Scan the records for the word "Осмотр". Return each line where it is found.

——

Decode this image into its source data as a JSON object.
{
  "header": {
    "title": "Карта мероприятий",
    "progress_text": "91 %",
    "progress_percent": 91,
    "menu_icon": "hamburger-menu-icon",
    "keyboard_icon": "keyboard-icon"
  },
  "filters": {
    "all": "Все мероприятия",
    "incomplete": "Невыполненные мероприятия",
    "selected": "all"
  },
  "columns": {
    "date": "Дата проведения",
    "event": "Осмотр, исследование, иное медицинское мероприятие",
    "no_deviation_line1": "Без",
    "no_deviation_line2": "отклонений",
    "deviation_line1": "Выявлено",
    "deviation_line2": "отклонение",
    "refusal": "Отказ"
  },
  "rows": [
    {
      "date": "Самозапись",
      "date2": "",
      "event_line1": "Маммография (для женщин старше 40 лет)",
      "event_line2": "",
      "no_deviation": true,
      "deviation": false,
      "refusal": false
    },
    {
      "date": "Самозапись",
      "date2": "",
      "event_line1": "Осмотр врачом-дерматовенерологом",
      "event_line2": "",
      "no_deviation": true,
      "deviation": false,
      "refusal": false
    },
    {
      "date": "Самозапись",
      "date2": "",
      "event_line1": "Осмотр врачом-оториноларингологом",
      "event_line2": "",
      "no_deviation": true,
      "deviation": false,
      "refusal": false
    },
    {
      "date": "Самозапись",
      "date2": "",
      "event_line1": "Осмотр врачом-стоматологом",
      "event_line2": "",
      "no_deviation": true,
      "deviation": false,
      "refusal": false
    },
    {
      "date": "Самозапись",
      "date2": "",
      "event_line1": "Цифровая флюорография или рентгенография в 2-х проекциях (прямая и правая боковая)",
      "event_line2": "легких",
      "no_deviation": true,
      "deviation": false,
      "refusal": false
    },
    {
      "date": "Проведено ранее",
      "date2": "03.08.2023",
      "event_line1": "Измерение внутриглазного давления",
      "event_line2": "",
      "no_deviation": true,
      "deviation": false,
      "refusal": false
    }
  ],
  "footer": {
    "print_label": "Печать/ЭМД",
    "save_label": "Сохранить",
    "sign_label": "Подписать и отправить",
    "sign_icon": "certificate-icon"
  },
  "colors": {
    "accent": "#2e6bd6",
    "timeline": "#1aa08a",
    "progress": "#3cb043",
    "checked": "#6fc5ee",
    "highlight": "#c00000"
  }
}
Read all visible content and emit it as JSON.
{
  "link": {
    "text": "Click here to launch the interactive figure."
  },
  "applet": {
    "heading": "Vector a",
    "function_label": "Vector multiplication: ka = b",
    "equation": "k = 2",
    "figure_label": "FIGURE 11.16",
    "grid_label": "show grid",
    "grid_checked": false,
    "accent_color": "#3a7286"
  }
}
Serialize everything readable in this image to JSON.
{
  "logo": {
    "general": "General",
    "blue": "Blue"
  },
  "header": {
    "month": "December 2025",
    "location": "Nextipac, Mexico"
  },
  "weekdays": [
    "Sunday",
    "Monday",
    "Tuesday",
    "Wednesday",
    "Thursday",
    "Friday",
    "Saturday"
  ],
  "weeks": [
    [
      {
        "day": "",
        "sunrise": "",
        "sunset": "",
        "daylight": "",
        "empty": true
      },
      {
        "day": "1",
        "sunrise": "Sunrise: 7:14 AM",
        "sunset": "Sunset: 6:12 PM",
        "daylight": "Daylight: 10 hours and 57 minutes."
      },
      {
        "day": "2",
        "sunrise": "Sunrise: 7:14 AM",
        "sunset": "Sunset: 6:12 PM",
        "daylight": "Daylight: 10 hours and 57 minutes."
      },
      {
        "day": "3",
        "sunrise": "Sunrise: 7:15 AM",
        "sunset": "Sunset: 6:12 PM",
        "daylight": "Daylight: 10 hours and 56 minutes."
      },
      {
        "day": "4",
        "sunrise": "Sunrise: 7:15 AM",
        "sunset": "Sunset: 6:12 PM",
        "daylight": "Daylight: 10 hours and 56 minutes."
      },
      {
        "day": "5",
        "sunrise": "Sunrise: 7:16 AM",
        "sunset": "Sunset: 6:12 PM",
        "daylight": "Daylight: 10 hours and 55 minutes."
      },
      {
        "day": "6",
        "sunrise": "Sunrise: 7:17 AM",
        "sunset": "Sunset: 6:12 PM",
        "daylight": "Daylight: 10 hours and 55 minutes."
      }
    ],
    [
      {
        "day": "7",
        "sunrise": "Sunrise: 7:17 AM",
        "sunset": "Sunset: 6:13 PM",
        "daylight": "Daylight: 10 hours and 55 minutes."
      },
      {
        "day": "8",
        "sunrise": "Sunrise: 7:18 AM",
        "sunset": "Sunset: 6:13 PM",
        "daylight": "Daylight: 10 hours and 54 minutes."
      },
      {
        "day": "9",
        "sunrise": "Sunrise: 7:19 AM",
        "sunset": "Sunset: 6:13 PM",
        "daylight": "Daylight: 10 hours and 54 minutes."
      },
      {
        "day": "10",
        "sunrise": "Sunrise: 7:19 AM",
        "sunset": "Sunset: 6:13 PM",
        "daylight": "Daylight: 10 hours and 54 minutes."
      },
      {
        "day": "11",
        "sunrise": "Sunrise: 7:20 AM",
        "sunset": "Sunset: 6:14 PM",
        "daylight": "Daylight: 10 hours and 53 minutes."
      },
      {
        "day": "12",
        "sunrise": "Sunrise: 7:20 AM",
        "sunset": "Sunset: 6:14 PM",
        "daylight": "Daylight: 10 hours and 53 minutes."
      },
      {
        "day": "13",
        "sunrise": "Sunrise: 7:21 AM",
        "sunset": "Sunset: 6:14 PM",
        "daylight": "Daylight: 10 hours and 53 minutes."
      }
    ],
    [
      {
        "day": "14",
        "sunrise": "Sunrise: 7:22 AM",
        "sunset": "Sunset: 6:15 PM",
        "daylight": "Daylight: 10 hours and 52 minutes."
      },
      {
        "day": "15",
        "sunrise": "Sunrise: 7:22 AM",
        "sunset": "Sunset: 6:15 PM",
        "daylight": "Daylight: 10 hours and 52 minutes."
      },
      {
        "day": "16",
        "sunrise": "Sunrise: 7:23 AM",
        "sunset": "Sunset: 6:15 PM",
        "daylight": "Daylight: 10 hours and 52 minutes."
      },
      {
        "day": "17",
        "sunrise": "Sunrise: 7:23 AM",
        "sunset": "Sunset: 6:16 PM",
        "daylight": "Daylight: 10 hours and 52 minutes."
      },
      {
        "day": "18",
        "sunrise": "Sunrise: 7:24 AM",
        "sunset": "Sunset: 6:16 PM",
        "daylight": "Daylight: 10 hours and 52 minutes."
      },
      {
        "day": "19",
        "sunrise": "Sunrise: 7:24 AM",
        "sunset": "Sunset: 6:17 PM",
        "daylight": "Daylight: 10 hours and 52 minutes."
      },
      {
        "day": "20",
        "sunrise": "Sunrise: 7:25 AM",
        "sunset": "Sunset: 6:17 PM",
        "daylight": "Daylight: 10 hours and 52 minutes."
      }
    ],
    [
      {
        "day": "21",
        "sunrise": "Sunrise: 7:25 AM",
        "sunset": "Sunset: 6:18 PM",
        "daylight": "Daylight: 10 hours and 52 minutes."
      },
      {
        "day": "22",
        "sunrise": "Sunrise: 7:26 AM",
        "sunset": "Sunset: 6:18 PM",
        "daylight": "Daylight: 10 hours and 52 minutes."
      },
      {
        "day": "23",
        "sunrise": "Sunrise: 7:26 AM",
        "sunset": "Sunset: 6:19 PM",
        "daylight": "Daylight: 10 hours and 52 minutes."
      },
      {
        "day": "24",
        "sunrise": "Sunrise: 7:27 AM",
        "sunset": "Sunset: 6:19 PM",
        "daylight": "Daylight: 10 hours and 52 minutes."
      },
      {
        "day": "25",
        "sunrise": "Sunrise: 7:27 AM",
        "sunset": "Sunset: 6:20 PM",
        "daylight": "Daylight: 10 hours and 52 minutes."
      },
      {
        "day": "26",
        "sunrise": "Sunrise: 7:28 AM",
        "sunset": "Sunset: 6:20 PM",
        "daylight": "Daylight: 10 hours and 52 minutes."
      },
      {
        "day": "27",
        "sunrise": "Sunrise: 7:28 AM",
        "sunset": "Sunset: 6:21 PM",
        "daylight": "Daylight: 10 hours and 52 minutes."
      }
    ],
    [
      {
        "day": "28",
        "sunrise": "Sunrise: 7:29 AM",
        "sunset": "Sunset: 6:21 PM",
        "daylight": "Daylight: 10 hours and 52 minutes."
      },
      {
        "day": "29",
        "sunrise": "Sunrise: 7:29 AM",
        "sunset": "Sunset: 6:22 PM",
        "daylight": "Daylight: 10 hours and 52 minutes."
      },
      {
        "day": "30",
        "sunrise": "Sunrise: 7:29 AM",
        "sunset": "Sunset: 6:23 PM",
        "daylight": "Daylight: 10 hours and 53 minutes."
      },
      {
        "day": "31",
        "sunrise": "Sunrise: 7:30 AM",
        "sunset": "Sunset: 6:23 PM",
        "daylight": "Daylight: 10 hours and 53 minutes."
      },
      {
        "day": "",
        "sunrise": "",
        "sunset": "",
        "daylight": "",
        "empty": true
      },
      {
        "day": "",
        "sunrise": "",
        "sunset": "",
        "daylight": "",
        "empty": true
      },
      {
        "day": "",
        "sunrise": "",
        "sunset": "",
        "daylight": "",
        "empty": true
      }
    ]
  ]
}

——

Your solution
    "event": "Осмотр, исследование, иное медицинское мероприятие",
      "event_line1": "Осмотр врачом-дерматовенерологом",
      "event_line1": "Осмотр врачом-оториноларингологом",
      "event_line1": "Осмотр врачом-стоматологом",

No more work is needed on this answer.